Given entries:
+ + +

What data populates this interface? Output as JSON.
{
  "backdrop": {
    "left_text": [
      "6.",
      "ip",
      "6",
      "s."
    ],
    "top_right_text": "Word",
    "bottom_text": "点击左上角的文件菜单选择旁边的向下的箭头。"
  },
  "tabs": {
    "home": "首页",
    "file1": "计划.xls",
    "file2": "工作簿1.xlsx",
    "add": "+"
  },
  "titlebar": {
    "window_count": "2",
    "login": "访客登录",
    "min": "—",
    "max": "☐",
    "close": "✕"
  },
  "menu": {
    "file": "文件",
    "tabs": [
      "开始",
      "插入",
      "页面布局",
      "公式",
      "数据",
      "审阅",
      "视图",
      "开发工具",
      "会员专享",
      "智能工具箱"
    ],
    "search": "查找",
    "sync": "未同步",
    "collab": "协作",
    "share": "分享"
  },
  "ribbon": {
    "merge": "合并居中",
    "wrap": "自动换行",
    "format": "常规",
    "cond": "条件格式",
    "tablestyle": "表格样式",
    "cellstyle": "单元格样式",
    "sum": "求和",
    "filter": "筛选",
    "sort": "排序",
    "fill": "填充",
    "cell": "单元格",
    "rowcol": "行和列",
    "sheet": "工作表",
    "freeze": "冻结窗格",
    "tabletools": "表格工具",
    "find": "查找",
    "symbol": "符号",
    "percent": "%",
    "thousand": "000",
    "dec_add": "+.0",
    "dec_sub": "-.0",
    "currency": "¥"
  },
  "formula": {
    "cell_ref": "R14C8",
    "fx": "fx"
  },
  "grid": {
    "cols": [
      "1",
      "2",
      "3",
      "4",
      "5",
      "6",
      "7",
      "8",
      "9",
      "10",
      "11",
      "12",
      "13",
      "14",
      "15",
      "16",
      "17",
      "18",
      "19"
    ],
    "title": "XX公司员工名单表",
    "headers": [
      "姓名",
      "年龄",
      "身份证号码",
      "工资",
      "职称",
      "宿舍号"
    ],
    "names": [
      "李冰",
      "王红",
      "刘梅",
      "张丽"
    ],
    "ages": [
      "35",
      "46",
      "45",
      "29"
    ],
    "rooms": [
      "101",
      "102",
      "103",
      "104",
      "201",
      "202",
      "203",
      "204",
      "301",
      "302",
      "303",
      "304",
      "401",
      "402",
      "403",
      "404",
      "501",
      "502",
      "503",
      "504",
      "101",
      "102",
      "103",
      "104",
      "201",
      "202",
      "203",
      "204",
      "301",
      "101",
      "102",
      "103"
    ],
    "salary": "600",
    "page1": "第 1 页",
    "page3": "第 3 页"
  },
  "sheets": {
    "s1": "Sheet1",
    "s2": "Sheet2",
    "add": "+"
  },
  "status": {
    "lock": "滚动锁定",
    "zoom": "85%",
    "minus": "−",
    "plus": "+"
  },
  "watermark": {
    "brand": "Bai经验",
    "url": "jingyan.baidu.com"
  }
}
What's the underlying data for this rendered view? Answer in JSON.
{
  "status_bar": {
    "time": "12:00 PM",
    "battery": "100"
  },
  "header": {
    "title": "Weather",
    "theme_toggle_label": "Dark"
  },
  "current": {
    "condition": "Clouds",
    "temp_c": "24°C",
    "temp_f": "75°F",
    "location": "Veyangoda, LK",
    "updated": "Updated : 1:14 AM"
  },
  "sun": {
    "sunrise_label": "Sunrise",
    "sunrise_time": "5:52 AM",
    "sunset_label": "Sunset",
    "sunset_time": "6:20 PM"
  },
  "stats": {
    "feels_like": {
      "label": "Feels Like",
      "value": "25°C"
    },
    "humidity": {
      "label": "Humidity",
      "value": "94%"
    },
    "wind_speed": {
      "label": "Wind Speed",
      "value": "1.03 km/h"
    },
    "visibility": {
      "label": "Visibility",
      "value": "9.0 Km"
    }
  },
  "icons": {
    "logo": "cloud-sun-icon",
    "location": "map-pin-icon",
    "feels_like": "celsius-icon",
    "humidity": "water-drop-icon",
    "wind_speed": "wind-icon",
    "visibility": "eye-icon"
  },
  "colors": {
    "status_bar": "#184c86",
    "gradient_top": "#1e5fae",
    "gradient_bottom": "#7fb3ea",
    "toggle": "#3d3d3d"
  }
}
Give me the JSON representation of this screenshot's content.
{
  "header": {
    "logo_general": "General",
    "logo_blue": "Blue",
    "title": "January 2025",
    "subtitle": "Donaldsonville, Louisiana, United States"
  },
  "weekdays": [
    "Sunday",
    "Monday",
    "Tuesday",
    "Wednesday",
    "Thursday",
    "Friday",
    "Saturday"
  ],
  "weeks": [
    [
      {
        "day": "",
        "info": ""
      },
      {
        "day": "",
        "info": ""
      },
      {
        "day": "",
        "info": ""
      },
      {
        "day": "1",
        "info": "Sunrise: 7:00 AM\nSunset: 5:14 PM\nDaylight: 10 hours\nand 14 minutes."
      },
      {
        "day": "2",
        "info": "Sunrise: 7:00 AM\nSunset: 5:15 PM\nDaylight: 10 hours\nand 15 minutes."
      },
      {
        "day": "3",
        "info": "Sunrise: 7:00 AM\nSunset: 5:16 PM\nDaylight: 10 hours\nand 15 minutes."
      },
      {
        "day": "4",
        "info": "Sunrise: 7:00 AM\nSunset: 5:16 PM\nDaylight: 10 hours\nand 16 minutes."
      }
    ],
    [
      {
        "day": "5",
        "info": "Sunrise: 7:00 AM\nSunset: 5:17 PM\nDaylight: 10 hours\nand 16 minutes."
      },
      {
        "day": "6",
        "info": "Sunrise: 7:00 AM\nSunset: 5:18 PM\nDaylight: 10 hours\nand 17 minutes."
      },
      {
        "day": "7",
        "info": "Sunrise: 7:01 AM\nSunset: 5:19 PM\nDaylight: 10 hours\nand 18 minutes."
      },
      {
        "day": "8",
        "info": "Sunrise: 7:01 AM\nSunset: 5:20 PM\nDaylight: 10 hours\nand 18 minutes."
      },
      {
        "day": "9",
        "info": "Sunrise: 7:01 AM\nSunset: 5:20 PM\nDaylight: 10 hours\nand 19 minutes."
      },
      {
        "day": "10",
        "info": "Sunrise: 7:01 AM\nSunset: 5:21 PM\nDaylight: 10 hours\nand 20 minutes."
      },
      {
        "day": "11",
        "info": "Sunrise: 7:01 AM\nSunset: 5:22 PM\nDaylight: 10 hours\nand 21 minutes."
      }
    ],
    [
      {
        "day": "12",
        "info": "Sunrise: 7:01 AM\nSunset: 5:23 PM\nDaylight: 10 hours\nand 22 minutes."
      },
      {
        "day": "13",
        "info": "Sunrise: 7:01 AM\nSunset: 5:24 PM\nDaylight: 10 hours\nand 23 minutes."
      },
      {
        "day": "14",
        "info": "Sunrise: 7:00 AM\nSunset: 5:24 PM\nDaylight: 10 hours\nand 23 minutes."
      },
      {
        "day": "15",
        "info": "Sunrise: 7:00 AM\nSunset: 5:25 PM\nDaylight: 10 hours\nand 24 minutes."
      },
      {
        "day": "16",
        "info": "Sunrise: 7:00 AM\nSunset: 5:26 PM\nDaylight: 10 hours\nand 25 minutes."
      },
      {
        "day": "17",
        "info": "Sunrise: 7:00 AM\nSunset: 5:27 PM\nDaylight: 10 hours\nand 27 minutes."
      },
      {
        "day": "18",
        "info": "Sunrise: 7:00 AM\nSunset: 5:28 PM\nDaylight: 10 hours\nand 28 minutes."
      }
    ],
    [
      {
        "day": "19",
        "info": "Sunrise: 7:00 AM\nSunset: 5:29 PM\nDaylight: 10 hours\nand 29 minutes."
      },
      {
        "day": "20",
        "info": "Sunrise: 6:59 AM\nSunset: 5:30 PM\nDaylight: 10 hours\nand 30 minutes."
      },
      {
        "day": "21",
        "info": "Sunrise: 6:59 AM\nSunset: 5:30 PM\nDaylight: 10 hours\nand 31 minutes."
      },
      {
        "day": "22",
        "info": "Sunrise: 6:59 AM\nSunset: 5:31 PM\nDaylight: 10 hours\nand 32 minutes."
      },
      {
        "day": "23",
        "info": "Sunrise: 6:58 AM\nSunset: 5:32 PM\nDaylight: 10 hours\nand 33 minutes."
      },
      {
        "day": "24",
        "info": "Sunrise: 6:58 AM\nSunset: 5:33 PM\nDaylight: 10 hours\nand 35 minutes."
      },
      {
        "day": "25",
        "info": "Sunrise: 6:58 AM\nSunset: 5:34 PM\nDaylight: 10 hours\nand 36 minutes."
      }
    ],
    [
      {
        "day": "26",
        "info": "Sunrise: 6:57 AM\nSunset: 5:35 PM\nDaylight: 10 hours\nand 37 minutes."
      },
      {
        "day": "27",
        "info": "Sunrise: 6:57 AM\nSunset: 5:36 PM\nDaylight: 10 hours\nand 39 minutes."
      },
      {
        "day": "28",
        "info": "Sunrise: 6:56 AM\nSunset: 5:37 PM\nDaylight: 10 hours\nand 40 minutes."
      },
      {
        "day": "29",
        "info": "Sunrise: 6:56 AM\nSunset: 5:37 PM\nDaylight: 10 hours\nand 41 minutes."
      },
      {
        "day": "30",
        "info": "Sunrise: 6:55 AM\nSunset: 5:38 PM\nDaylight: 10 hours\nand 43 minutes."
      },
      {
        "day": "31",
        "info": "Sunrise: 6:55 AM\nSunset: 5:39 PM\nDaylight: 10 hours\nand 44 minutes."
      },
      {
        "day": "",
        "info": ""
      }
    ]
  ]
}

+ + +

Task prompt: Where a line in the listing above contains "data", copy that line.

Answer section:
What data populates this interface? Output as JSON.
What's the underlying data for this rendered view? Answer in JSON.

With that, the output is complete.